In dispute with creditors, RadioShack to close fewer stores than plannedMay 8, 2014
(c) 2014, Bloomberg News.
RadioShack, which said in March it would close as many as 1,100 locations to cut costs, is proceeding with a plan to shut fewer stores because of a snag with its lender agreements.
The Fort Worth, Texas-based company has been seeking consent from creditors to proceed with the full closure plan, though the terms being offered aren't acceptable, according to a regulatory filing Thursday.
The impasse may have a negative impact on RadioShack's credit because most of the stores it wanted to close are underperforming, Moody's Investors Service said in a statement today. Its loan agreements require lenders to sign off on more than 200 store closings a year, out of a total of 4,297 company- owned locations, the credit-rating firm said.
"Management will have to pursue other limited options of cost-reduction programs to improve profitability," said Manoj Chadha, an analyst at Moody's in New York. For now, though, RadioShack's credit ratings and outlook are unaffected.
RadioShack stock declined 43 percent this year through Thursday.
RadioShack's $325 million of 6.75 percent notes due 2019 jumped for the first time in three days before the company's filing was posted Thursday. The securities rose 3.75 cents to 41.75 cents on the dollar, according to Trace, the bond-price reporting system of the Financial Industry Regulatory Authority. The notes, which traded as high as 66.5 cents in February, have climbed from a record-low 35.9 cents on April 22.
Chief Executive Officer Joe Magnacca is trying to rejuvenate the almost-century-old electronics chain, which has struggled to compete with online rivals such as Amazon.com Inc. RadioShack's fourth-quarter net loss widened to $191.4 million, marking the eighth consecutive quarterly deficit. Sales at stores open at least a year sank 19 percent in the period.
RadioShack's decision to publicly announce the store closing plan in March without approval from its lenders created additional tension, the Wall Street Journal reported last month. Still, the creditors aren't against the idea of paring its locations. Some lenders are proposing that as many as 2,000 stores be closed, the newspaper reported.
"While the company may continue to have discussions with its lenders regarding the proposed store closure program, the company is continuing with a plan to close fewer stores and pursuing other cost reduction measures," the company said Thursday in the filing.
Magnacca, a former drugstore-chain executive, has hired a new team of managers, including Dollar General Corp. executive John Feray as chief financial officer. The CEO has pinned the company's turnaround on five projects, including boosting efficiency, cutting costs and developing new merchandise.
The retailer has a reputation for being trapped in the 1980s, something RadioShack referenced itself in a Super Bowl ad this year. The commercial featured Alf, Hulk Hogan and other characters from the era rampaging through a store.

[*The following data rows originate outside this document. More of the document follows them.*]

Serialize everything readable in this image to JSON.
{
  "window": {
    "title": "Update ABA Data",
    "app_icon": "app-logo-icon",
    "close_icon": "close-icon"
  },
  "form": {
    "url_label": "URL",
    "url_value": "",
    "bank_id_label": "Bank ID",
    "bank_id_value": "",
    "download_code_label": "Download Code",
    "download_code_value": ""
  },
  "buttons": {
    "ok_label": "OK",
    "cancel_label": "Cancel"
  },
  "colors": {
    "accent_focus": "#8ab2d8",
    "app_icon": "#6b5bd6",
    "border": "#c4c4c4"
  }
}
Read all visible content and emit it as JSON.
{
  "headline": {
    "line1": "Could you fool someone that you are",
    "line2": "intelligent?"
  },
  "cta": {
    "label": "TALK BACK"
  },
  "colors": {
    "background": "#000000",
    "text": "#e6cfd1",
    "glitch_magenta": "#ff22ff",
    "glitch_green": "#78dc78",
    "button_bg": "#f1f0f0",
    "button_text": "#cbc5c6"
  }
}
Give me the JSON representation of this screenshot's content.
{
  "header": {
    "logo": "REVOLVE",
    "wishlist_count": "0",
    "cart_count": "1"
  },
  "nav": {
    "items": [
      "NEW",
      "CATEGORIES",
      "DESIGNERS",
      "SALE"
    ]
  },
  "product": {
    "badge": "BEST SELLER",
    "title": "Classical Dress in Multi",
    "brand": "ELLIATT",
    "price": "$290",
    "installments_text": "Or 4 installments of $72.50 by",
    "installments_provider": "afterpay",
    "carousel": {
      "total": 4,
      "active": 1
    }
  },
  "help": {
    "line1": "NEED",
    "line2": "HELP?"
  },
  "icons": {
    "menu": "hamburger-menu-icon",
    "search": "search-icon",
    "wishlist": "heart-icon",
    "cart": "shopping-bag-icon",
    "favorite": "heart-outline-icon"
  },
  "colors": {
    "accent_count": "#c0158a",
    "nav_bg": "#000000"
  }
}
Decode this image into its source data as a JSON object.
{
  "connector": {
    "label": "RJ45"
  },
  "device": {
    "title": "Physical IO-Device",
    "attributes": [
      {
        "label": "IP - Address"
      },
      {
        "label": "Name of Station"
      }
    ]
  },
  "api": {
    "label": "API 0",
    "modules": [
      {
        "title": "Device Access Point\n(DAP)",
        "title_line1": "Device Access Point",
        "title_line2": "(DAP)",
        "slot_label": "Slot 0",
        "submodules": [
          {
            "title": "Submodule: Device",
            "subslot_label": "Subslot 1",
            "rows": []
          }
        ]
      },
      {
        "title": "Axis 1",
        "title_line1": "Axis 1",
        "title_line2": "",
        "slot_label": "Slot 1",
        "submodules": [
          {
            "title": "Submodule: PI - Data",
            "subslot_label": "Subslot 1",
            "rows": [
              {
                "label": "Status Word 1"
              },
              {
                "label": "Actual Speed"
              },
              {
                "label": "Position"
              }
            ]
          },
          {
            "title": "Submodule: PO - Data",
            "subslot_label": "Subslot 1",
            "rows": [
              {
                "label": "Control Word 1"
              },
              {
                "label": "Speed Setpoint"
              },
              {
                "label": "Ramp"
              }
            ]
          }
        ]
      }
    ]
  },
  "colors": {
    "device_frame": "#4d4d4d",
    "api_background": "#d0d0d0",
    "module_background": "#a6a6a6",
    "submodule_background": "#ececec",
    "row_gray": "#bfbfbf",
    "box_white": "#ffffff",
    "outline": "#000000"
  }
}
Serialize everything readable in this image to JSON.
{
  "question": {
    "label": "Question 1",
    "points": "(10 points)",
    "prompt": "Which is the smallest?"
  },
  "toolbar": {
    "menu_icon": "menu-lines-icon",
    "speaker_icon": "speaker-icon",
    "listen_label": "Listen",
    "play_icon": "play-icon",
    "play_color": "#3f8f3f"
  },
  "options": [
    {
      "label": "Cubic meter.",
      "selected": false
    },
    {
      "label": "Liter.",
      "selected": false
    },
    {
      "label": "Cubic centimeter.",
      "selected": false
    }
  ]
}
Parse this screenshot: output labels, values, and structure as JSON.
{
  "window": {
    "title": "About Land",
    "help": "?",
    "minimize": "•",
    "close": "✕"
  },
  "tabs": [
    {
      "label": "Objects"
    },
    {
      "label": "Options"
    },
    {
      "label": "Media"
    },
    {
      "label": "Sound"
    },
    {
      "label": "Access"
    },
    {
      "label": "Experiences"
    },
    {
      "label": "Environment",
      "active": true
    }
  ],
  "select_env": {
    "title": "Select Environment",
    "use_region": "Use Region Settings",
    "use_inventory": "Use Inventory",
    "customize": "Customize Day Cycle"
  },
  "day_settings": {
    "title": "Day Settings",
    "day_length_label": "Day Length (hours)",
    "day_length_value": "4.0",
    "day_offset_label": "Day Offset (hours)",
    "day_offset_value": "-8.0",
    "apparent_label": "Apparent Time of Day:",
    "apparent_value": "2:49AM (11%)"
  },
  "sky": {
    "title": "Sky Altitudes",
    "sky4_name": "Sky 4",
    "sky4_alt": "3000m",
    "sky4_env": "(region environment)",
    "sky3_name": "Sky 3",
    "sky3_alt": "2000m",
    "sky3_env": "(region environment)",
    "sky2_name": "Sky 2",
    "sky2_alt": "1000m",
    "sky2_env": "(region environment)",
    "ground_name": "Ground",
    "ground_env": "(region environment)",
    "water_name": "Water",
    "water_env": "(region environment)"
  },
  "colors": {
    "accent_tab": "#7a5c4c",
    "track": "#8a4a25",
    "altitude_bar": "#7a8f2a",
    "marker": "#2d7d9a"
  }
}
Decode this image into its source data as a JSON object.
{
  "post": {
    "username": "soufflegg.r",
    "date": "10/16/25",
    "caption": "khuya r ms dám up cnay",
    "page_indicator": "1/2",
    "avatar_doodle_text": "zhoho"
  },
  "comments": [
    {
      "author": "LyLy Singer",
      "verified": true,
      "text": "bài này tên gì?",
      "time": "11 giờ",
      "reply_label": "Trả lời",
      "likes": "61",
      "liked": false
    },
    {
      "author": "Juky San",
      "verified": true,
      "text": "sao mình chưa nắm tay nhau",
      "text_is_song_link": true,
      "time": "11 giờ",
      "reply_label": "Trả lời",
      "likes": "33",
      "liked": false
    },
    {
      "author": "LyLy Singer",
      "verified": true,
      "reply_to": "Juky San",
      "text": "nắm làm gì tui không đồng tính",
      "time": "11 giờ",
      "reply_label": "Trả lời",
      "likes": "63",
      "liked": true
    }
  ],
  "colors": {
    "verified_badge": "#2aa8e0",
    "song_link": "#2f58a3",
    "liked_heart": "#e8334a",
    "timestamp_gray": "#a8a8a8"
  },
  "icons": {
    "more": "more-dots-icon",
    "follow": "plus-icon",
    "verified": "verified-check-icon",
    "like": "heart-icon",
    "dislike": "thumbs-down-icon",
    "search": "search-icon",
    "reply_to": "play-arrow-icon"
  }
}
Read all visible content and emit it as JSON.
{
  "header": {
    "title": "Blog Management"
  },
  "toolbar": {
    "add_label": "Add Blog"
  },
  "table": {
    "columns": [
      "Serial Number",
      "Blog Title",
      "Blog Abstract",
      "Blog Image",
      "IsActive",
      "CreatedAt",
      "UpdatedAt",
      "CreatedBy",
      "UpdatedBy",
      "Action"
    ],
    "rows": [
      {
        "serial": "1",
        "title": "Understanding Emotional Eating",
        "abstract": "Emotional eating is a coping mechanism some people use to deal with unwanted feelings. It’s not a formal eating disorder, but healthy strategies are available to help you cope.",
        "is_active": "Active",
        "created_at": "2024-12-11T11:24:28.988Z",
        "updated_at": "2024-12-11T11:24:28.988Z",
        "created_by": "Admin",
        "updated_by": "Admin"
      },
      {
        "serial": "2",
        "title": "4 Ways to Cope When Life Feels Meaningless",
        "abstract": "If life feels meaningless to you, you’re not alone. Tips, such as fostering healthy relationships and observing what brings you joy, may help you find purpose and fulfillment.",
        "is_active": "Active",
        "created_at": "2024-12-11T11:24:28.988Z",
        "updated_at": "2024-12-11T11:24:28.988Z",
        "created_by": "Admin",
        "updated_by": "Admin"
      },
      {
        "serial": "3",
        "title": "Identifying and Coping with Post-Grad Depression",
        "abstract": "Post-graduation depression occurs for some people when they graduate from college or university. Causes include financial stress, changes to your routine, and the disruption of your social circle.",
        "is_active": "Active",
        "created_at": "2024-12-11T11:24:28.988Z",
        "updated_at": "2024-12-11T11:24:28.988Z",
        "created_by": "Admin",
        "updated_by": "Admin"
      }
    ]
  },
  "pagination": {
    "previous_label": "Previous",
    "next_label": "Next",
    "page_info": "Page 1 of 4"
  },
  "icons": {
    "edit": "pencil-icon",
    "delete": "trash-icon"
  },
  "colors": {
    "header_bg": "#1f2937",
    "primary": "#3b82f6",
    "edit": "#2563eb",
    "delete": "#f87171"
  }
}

"It's time for a new RadioShack," the ad's narrator said. "Come see what's possible when we do it together."
— With assistance from Charles Mead in New York.